Representative Simpson suggested that the original motion and second be withdrawn and that a new motion be made. Representative Steele withdrew his second of the motion. Senator Pendleton said that he wanted clarity before he would withdraw his motion. He said that the only time that the committee has issued a subpoena was when he was chair. When witnesses were put under oath, responses were more informative. His motion was to exercise the committee’s subpoena power to get the necessary groups together and put them under oath.


Representative Simpson asked if the subpoena would apply to documents as well. If so, the scope of that would have to be defined. Representative Stacy said that if the motion is a broad motion to subpoena individuals and records associated with this issue, that gives the co-chairs and staff enough room to bring in people and/or documents that may be needed.


Senator Pendleton withdrew his motion. He made a second motion that the co-chairs get together concerning the exercise of subpoena power and report back to the committee by February 1.


Mr. Sherman said that if the motion passes, staff would work with the co-chairs of the committee to suggest documents for consideration by the full committee when it meets next month. Such documents might include potential subpoena documents once the committee decides how it wants to proceed.


Senator Schickel seconded Senator Pendleton’s motion. The motion was adopted by roll call vote.


Senator Smith moved to have the emergency information to committee members by the following day or as soon as possible. Representative Steele said it would take staff longer than a day to gather the information. Representative Combs asked that information be provided no later than the following Monday. Representative Steele agreed with the request.


Approve Minutes for December 8, 2011


Upon motion by Senator Higdon and second by Senator Schickel, the minutes of the December 8, 2011 meeting were approved by voice vote, without objection.

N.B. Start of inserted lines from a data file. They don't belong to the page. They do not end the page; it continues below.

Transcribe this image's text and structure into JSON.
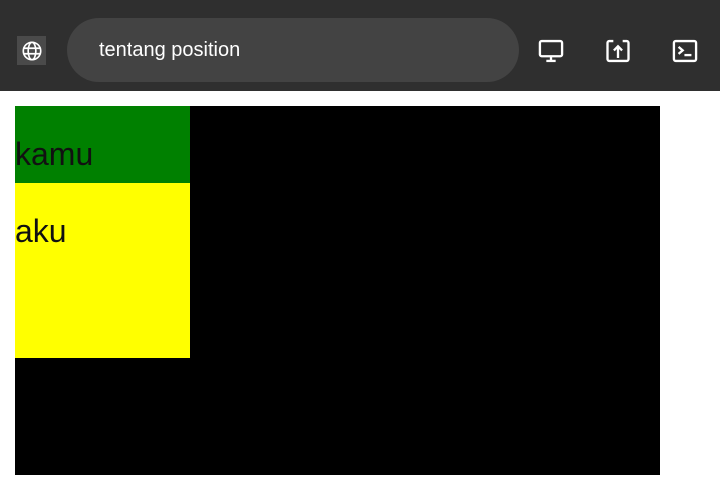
{
  "toolbar": {
    "address_text": "tentang position",
    "icons": {
      "globe": "globe-icon",
      "desktop": "desktop-icon",
      "open_in_new": "open-in-new-icon",
      "terminal": "terminal-icon"
    },
    "colors": {
      "background": "#2f2f2f",
      "address_bar": "#434343",
      "icon": "#ffffff"
    }
  },
  "content": {
    "boxes": [
      {
        "text": "kamu",
        "color": "#008000"
      },
      {
        "text": "aku",
        "color": "#ffff00"
      }
    ],
    "container_color": "#000000"
  }
}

Consideration of report Kentucky’s Community Mental Health System Is Expanding and Would Benefit From Better Planning and Reporting: An Update (presented at October 13, 2011 meeting)


Upon motion by Senator Higdon and second by Representative Simpson, the report was adopted by roll call vote.


Selection of Study Topics for 2012


This item on the agenda was not addressed in the meeting.


            The meeting was adjourned at 4:05 p.m.